In mainland Europe, a commissionaire is an attendant, messenger or subordinate employed in hotels, whose chief duty is to attend at railway stations, secure customers, take charge of their luggage, carry out the necessary formalities with respect to it and have it sent on to the hotel. They are also employed in Paris as street messengers, light porters, etc.[1]

In Commonwealth countries, a commissionaire may refer to an employee of a Corps of Commissionaires who carries out security or reception duties.

Law and taxation edit

In European civil law jurisdictions (e.g., France, Germany), a commissionaire is a person who acts in his or her own name for the account of a principal. The principal is contractually bound to deliver (through the commissionaire) the goods sold to the customer; the commissionaire is contractually bound to the principal to remit the price received to the principal. In addition, the commissionaire is contractually bound to the customer to deliver the goods sold on the terms agreed. No relationship is created between the customer and the principal. The commissionaire is remunerated by commission, and paid by the principal. The commissionaire does not take title to the goods.

A civil law commissionaire arrangement creates agency in common law countries, such as Canada, the United Kingdom, and the United States.

For tax purposes in civil law jurisdictions, a commissionaire is not generally viewed as a dependent agent by virtue of the commissionaire status. Thus, the activities and place of business of a commissionaire are not attributed to the principal. Use of a commissionaire arrangement has historically been considered to prevent a seller of goods (the principal) from having a permanent establishment in the commissionaire's country if the principal has no other presence in that country. However, this view was unsuccessfully challenged by tax authorities in France, Norway and Italy.[2]

In popular culture edit

Commissionaire Peterson is a character in the 1892 Sherlock Holmes short story "The Adventure of the Blue Carbuncle."

References edit

  1. ^   One or more of the preceding sentences incorporates text from a publication now in the public domainChisholm, Hugh, ed. (1911). "Commissionaire". Encyclopædia Britannica.
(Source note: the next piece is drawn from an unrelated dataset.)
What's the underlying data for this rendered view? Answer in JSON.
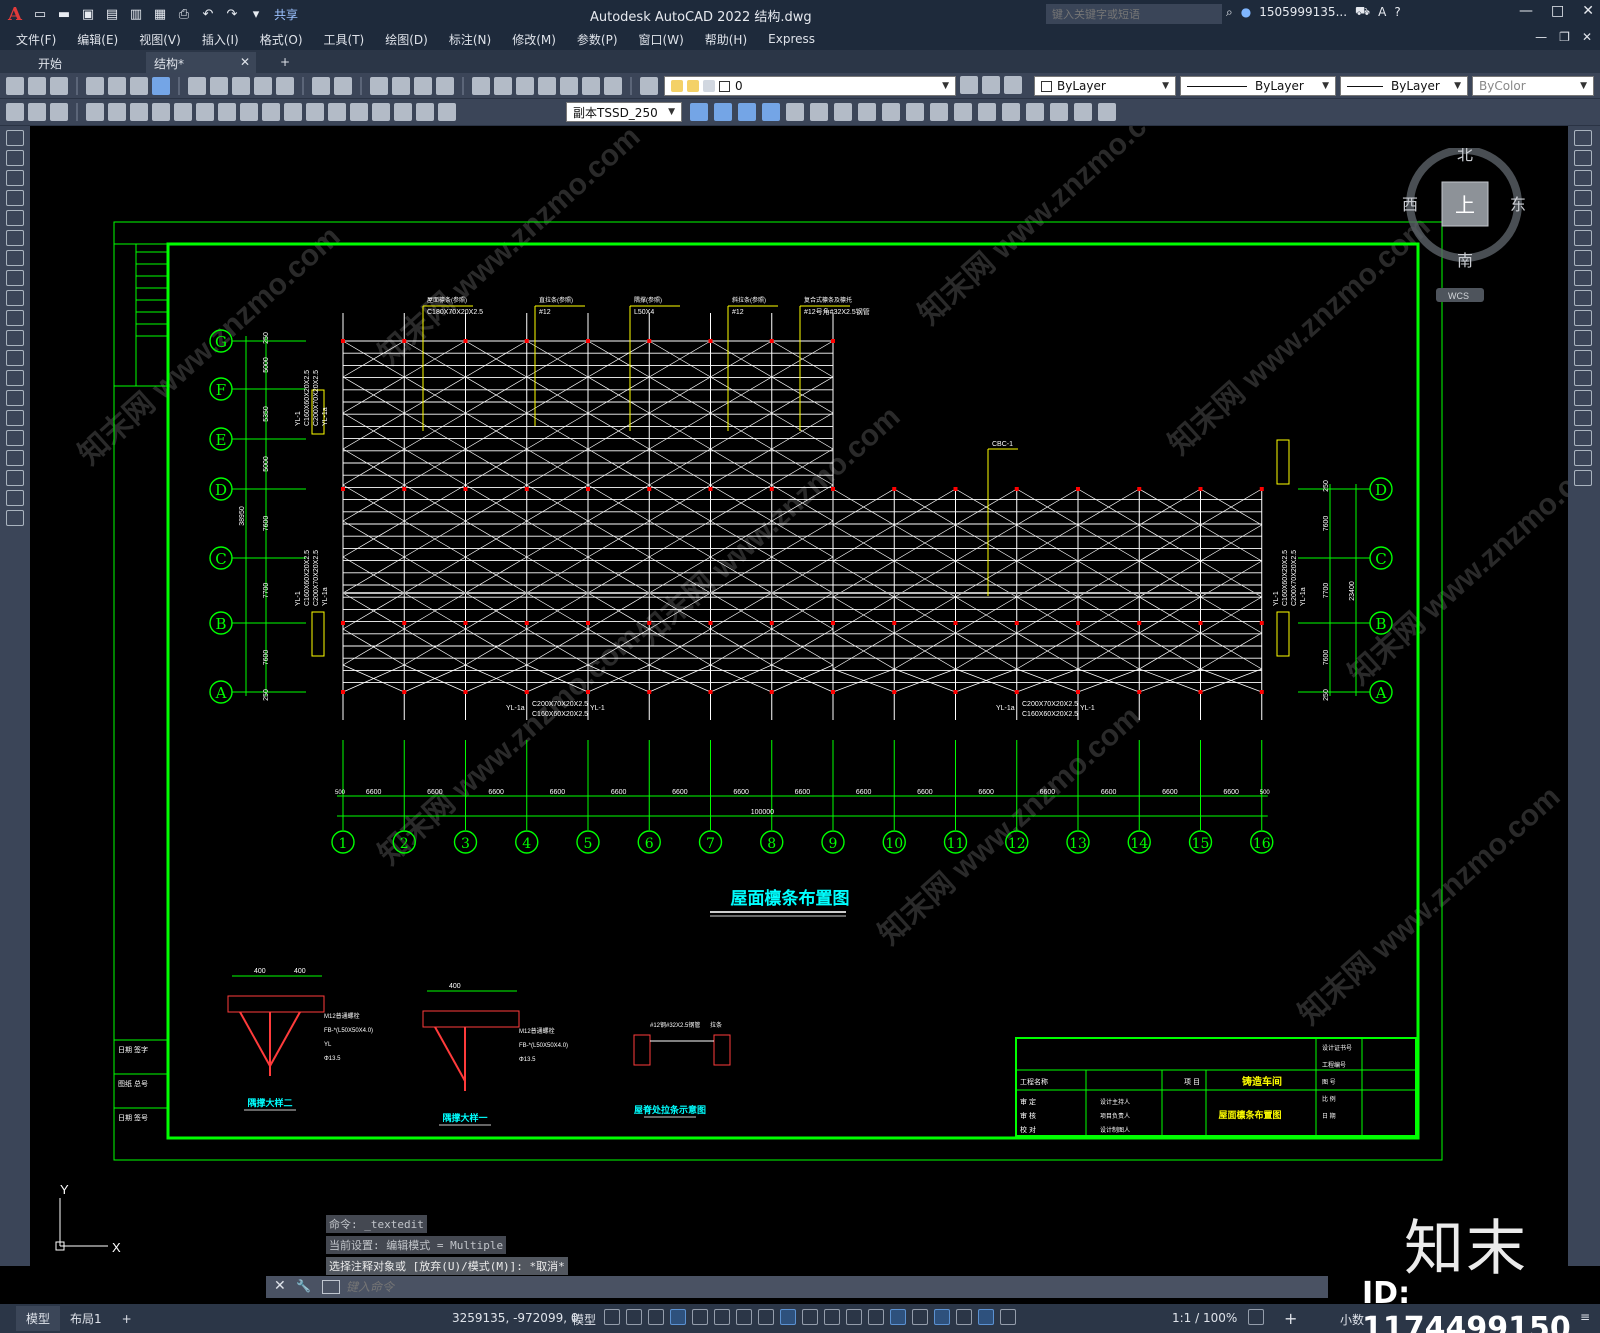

Vol. 6 (11th ed.). Cambridge University Press. p. 775.
  2. ^ Though the French Administrative Court of Appeal in Paris held in Zimmer Ltd on 2 February 2007 that the French commissionaire of the UK principal constituted a French permanent establishment of that company, on 31 March 2010, the Conseil d'Etat, held in cases no. 304715 and 308525 that Zimmer SAS did not create a permanent establishment for Zimmer Ltd. under the commissionaire agreement. The Oslo, Norway administrative court (a first level court) found similarly on 16 December 2009, but the decision was overturned by the Supreme Court of Norway (Dell Products vs. Staten v/Skatt øst, Norges Høyesterett, HR-2011-2245-A (sak nr. 2011/755), 2 December 2011). In March 2012 the Italian Supreme court also found that a commissionaire under civil Law does not constitute a Permanent Establishment for tax purposes (Boston Scientific, Corte di Cassazione, Mar. 9, 2012 (hearing of Feb. 29, 2012), Tax Chamber, Section V, Case No. 3769).

External links edit